Egyptian football star Mohamed "Mo" Salah was included in the Time magazine's 100 most influential figures of the year after two wonderful seasons with Premier League giants Liverpool.
The 26-year-old Liverpool forward was named one of the U.S. magazine's 100 influential people in 2019, alongside other sportspeople including golfer Tiger Woods, basketball player LeBron James, tennis player Naomi Osaka, athlete Caster Semenya and football player Alex Morgan.
In an interview with Time published Wednesday, Salah has called for change in the way women are treated in the Middle East.
He said that while his attitudes toward gender equality had evolved over the years, he wanted to see more change.
"I think we need to change the way we treat women in our culture," Salah was quoted as saying. "It's not optional."
He said the treatment of women "in my culture and in the Middle East" had changed his opinions on gender issues.
"I support the woman more than I did before, because I feel like she deserves more than what they give her now, at the moment," Salah told the magazine.
Salah is an icon in Egypt after helping the country qualify for the 2018 World Cup, the first time they had reached the finals of the event since 1990.
He was named African Footballer of the Year in 2017 and 2018 and was also English football's Player of the Year in 2017-2018 following a dazzling season with Liverpool.
He told Time he has learned to cope with the "little bit of pressure" that comes with his elevated profile, while expressing pride at being regarded as a role model.
"To be the first Egyptian in (this) situation and no one has done this before... it's something different," he said, insisting that superstardom had not changed his lifestyle.
"I just live my life normal," he said. "Most of the time I stay at home, I don't like to go out."
"You'd be hard-pressed to find a professional athlete in any sport less affected by their success or status than Mo, which is incredible because I can't imagine the kind of pressure that comes with the intensity of adoration he receives," wrote political satirist John Oliver.
"Mo is an iconic figure for Egyptians, Scousers and Muslims the world over, and yet he always comes across as a humble, thoughtful, funny man who isn't taking any of this too seriously," Oliver added.
Pakistan's Prime Minister Imran Khan also made it to Time's list.
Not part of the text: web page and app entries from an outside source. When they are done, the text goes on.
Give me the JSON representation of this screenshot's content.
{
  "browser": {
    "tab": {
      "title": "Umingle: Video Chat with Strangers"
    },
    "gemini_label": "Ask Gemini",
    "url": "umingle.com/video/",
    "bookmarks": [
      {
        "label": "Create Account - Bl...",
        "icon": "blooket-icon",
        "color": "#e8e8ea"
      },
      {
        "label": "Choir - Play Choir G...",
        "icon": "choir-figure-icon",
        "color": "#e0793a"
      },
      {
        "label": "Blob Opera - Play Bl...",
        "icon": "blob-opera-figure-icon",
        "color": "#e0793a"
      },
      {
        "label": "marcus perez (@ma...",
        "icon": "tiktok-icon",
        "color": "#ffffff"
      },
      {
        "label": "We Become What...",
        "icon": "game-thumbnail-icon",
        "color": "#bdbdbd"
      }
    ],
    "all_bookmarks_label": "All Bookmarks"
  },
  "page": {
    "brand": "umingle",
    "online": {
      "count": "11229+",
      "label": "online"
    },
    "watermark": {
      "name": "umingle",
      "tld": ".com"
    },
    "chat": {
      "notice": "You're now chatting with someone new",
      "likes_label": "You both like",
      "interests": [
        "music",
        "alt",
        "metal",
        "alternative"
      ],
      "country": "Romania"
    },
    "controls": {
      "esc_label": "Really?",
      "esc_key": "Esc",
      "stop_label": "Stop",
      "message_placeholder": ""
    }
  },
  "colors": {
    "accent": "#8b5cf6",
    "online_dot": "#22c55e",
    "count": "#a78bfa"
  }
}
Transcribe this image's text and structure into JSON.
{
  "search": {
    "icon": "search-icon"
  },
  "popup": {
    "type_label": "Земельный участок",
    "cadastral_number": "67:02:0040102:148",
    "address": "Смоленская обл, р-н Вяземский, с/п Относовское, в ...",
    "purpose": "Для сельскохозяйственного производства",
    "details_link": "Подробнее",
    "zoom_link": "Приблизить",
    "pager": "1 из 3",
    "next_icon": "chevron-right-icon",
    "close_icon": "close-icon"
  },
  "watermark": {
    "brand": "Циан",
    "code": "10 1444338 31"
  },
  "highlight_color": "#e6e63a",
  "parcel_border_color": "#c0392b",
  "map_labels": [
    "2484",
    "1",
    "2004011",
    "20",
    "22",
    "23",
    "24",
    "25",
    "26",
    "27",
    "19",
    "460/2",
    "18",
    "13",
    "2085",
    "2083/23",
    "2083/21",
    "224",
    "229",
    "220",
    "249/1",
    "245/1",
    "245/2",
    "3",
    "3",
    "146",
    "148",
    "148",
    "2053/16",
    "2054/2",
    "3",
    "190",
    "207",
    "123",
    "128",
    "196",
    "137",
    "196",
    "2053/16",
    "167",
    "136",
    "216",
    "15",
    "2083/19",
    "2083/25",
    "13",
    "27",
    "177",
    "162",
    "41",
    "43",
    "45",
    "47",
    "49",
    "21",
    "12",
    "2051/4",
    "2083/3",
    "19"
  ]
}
In a write-up penned by veteran Pakistani journalist Ahmed Rashid, Khan, a crickerter-turned-politician, is lauded for fostering "the broadest hope among young and old that he can turn Pakistan around, and help make South Asia an ocean of peace rather than a state of permanent conflict."
Rami Malek, the rising Egyptian-American actor whose portrayal of Queen's iconic frontman Freddie Mercury netted him a lead actor Oscar at this year's Academy Awards, was also honored as "understated and kind, complicated and relatable; he's downright mercurial."
"I contend that his mother Nelly, his father Said, his sister Yasmine and his brother Sami are the foundational pillars to his rise. Mighta just been destiny … more likely it's yet another testament to hardworking immigrants raising their kids right and pushing our culture toward the light," Robert Downey, Jr. wrote.
London's Muslim Mayor Sadiq Khan lauded New Zealand Prime Minister Jacinda Ardern for her handling of the aftermath of the worst mass shooting in that nation's modern history, which targeted two mosques in the predominantly Christian country.
"Ardern's leadership since the attack has been an inspiration to us all," Khan wrote. "We will never forget that when terror sent ripples of fear through communities around the world, New Zealand's Prime Minister proudly stood up for hope, unity and inclusiveness in the face of fear, division and hatred."
Radhya Al-Mutawakel, the Yemeni activist who exposed human rights abuses by all parties in Yemen's ongoing civil war, was commemorated by Democratic presidential contender Bernie Sanders who said she and her organization "face risks every day to uncover the human costs of war."
This year's list of honorees includes Pope Francis, U.S. President Donald Trump, Malaysian Prime Minister Mahathir Mohamad, Israeli Premier Benjamin Netanyahu, Emirati Crown Prince Mohamed bin Zayed, House Speaker Nancy Pelosi, Progressive American politician Alexandria Ocasio-Cortez, former U.S. First Lady Michelle Obama, Special Counsel Robert Mueller and Muslim-American comic Hasan Minhaj.
Juan Guadio, former Venezuelan parliament speaker who declared himself president and received the backing of a significant number of Western world and South American countries, was also included in the list.